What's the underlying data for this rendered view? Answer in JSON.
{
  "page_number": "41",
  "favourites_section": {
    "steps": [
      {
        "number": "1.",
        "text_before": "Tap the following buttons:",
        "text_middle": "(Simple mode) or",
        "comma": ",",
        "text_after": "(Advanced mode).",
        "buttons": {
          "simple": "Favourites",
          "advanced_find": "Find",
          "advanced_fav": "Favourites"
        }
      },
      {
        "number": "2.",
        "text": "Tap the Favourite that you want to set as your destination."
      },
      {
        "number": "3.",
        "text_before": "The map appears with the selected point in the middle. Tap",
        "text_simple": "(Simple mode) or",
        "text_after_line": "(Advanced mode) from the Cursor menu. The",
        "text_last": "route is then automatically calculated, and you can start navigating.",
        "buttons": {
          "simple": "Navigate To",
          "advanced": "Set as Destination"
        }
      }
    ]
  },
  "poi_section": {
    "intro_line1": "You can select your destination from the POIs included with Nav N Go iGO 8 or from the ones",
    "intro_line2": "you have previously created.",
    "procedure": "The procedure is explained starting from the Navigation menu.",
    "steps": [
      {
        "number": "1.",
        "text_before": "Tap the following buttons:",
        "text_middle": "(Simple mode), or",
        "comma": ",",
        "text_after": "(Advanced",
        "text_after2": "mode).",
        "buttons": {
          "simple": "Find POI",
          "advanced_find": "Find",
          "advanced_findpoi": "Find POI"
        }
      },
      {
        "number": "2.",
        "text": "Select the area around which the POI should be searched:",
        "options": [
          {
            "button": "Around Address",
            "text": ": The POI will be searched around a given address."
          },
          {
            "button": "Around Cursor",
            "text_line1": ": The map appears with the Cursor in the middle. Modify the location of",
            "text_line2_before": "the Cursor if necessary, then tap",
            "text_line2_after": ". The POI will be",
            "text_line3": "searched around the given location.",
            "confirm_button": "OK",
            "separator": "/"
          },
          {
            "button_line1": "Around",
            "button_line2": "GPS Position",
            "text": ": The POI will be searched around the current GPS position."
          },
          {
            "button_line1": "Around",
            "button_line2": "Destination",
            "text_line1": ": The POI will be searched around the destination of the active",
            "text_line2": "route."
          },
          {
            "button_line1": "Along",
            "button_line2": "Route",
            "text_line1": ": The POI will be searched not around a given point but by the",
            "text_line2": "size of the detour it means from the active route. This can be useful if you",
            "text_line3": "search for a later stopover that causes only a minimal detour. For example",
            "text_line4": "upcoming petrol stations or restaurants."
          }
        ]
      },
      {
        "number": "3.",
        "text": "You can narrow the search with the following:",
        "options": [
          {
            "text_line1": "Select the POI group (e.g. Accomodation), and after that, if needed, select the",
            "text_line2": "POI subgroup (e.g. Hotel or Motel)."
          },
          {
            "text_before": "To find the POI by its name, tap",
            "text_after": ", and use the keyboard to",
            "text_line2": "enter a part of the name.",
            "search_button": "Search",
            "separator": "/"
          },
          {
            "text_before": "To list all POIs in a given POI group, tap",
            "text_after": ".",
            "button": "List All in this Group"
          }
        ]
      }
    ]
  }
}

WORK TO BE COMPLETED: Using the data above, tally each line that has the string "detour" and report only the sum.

TASK ANSWER: 2